• The task: Would you restate all the data that follows, word for word?

___ Source records

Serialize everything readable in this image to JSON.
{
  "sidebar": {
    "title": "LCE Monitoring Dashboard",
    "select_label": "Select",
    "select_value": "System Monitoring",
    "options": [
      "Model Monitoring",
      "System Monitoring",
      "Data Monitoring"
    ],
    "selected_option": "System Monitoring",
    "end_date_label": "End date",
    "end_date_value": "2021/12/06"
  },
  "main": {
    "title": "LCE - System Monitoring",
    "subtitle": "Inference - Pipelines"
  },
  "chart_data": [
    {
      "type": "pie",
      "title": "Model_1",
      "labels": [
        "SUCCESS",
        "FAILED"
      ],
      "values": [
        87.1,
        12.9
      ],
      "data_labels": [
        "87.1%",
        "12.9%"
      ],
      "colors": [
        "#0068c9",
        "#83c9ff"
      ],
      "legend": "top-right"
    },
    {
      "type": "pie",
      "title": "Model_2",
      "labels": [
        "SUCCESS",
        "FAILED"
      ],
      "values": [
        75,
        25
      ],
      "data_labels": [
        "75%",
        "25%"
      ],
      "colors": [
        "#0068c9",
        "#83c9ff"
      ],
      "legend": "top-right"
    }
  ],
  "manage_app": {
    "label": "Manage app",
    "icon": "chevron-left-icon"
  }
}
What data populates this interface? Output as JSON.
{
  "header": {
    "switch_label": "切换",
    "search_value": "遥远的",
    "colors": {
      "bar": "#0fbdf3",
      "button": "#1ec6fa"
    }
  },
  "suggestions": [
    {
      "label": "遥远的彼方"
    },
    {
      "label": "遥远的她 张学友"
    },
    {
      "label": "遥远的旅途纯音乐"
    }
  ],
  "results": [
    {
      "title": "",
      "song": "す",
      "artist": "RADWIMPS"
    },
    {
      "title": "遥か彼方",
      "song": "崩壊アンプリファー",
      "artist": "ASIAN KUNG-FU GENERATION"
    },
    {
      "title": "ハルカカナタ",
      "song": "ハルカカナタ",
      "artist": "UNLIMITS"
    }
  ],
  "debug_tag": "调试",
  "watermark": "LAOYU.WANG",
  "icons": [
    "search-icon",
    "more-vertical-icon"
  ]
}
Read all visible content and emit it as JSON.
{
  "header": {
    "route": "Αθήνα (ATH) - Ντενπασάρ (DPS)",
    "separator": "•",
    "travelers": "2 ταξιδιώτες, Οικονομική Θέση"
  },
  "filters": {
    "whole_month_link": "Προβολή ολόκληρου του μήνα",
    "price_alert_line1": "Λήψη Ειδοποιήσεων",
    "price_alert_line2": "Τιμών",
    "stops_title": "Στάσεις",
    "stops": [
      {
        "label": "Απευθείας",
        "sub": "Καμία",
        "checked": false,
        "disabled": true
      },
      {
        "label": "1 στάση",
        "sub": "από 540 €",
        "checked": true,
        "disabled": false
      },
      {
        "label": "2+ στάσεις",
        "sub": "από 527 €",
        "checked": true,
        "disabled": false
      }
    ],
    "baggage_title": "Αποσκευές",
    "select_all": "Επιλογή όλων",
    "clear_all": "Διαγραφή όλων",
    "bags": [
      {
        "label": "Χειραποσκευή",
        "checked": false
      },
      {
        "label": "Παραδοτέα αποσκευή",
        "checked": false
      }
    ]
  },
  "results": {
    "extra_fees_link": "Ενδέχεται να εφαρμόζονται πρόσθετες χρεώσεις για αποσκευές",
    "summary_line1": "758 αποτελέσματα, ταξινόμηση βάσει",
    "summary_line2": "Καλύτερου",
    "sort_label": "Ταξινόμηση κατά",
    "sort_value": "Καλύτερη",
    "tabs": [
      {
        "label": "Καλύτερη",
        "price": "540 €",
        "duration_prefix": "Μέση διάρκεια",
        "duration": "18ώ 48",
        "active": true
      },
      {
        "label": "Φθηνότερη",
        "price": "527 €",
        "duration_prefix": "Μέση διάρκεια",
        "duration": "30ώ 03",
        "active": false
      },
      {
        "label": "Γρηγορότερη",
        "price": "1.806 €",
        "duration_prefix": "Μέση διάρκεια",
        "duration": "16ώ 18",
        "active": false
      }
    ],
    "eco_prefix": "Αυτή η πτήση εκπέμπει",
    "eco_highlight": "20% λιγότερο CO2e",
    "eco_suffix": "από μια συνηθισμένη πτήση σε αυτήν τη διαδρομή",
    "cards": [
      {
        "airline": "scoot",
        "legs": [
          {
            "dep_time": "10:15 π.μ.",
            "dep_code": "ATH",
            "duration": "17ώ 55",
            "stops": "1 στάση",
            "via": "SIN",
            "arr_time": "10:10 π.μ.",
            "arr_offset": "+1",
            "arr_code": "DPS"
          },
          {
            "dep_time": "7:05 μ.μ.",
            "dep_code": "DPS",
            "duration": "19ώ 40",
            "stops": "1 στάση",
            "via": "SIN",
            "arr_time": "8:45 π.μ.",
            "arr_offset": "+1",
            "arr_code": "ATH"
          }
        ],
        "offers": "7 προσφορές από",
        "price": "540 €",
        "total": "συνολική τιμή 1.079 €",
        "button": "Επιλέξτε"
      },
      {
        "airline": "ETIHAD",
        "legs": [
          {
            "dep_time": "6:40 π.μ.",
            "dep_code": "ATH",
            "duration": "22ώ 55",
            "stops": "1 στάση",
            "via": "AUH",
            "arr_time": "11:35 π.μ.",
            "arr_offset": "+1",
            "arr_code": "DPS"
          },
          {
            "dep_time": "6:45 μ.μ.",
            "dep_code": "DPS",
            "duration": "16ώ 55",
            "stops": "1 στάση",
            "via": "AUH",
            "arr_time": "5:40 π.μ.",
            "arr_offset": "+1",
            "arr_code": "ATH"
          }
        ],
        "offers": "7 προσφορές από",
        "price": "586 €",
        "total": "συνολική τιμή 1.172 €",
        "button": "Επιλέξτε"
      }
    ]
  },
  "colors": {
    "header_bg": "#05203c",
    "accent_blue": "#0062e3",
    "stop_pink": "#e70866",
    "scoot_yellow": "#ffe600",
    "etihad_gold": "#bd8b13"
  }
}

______

• Solution to this problem:
Serialize everything readable in this image to JSON.
{
  "sidebar": {
    "title": "LCE Monitoring Dashboard",
    "select_label": "Select",
    "select_value": "System Monitoring",
    "options": [
      "Model Monitoring",
      "System Monitoring",
      "Data Monitoring"
    ],
    "selected_option": "System Monitoring",
    "end_date_label": "End date",
    "end_date_value": "2021/12/06"
  },
  "main": {
    "title": "LCE - System Monitoring",
    "subtitle": "Inference - Pipelines"
  },
  "chart_data": [
    {
      "type": "pie",
      "title": "Model_1",
      "labels": [
        "SUCCESS",
        "FAILED"
      ],
      "values": [
        87.1,
        12.9
      ],
      "data_labels": [
        "87.1%",
        "12.9%"
      ],
      "colors": [
        "#0068c9",
        "#83c9ff"
      ],
      "legend": "top-right"
    },
    {
      "type": "pie",
      "title": "Model_2",
      "labels": [
        "SUCCESS",
        "FAILED"
      ],
      "values": [
        75,
        25
      ],
      "data_labels": [
        "75%",
        "25%"
      ],
      "colors": [
        "#0068c9",
        "#83c9ff"
      ],
      "legend": "top-right"
    }
  ],
  "manage_app": {
    "label": "Manage app",
    "icon": "chevron-left-icon"
  }
}
What data populates this interface? Output as JSON.
{
  "header": {
    "switch_label": "切换",
    "search_value": "遥远的",
    "colors": {
      "bar": "#0fbdf3",
      "button": "#1ec6fa"
    }
  },
  "suggestions": [
    {
      "label": "遥远的彼方"
    },
    {
      "label": "遥远的她 张学友"
    },
    {
      "label": "遥远的旅途纯音乐"
    }
  ],
  "results": [
    {
      "title": "",
      "song": "す",
      "artist": "RADWIMPS"
    },
    {
      "title": "遥か彼方",
      "song": "崩壊アンプリファー",
      "artist": "ASIAN KUNG-FU GENERATION"
    },
    {
      "title": "ハルカカナタ",
      "song": "ハルカカナタ",
      "artist": "UNLIMITS"
    }
  ],
  "debug_tag": "调试",
  "watermark": "LAOYU.WANG",
  "icons": [
    "search-icon",
    "more-vertical-icon"
  ]
}
Read all visible content and emit it as JSON.
{
  "header": {
    "route": "Αθήνα (ATH) - Ντενπασάρ (DPS)",
    "separator": "•",
    "travelers": "2 ταξιδιώτες, Οικονομική Θέση"
  },
  "filters": {
    "whole_month_link": "Προβολή ολόκληρου του μήνα",
    "price_alert_line1": "Λήψη Ειδοποιήσεων",
    "price_alert_line2": "Τιμών",
    "stops_title": "Στάσεις",
    "stops": [
      {
        "label": "Απευθείας",
        "sub": "Καμία",
        "checked": false,
        "disabled": true
      },
      {
        "label": "1 στάση",
        "sub": "από 540 €",
        "checked": true,
        "disabled": false
      },
      {
        "label": "2+ στάσεις",
        "sub": "από 527 €",
        "checked": true,
        "disabled": false
      }
    ],
    "baggage_title": "Αποσκευές",
    "select_all": "Επιλογή όλων",
    "clear_all": "Διαγραφή όλων",
    "bags": [
      {
        "label": "Χειραποσκευή",
        "checked": false
      },
      {
        "label": "Παραδοτέα αποσκευή",
        "checked": false
      }
    ]
  },
  "results": {
    "extra_fees_link": "Ενδέχεται να εφαρμόζονται πρόσθετες χρεώσεις για αποσκευές",
    "summary_line1": "758 αποτελέσματα, ταξινόμηση βάσει",
    "summary_line2": "Καλύτερου",
    "sort_label": "Ταξινόμηση κατά",
    "sort_value": "Καλύτερη",
    "tabs": [
      {
        "label": "Καλύτερη",
        "price": "540 €",
        "duration_prefix": "Μέση διάρκεια",
        "duration": "18ώ 48",
        "active": true
      },
      {
        "label": "Φθηνότερη",
        "price": "527 €",
        "duration_prefix": "Μέση διάρκεια",
        "duration": "30ώ 03",
        "active": false
      },
      {
        "label": "Γρηγορότερη",
        "price": "1.806 €",
        "duration_prefix": "Μέση διάρκεια",
        "duration": "16ώ 18",
        "active": false
      }
    ],
    "eco_prefix": "Αυτή η πτήση εκπέμπει",
    "eco_highlight": "20% λιγότερο CO2e",
    "eco_suffix": "από μια συνηθισμένη πτήση σε αυτήν τη διαδρομή",
    "cards": [
      {
        "airline": "scoot",
        "legs": [
          {
            "dep_time": "10:15 π.μ.",
            "dep_code": "ATH",
            "duration": "17ώ 55",
            "stops": "1 στάση",
            "via": "SIN",
            "arr_time": "10:10 π.μ.",
            "arr_offset": "+1",
            "arr_code": "DPS"
          },
          {
            "dep_time": "7:05 μ.μ.",
            "dep_code": "DPS",
            "duration": "19ώ 40",
            "stops": "1 στάση",
            "via": "SIN",
            "arr_time": "8:45 π.μ.",
            "arr_offset": "+1",
            "arr_code": "ATH"
          }
        ],
        "offers": "7 προσφορές από",
        "price": "540 €",
        "total": "συνολική τιμή 1.079 €",
        "button": "Επιλέξτε"
      },
      {
        "airline": "ETIHAD",
        "legs": [
          {
            "dep_time": "6:40 π.μ.",
            "dep_code": "ATH",
            "duration": "22ώ 55",
            "stops": "1 στάση",
            "via": "AUH",
            "arr_time": "11:35 π.μ.",
            "arr_offset": "+1",
            "arr_code": "DPS"
          },
          {
            "dep_time": "6:45 μ.μ.",
            "dep_code": "DPS",
            "duration": "16ώ 55",
            "stops": "1 στάση",
            "via": "AUH",
            "arr_time": "5:40 π.μ.",
            "arr_offset": "+1",
            "arr_code": "ATH"
          }
        ],
        "offers": "7 προσφορές από",
        "price": "586 €",
        "total": "συνολική τιμή 1.172 €",
        "button": "Επιλέξτε"
      }
    ]
  },
  "colors": {
    "header_bg": "#05203c",
    "accent_blue": "#0062e3",
    "stop_pink": "#e70866",
    "scoot_yellow": "#ffe600",
    "etihad_gold": "#bd8b13"
  }
}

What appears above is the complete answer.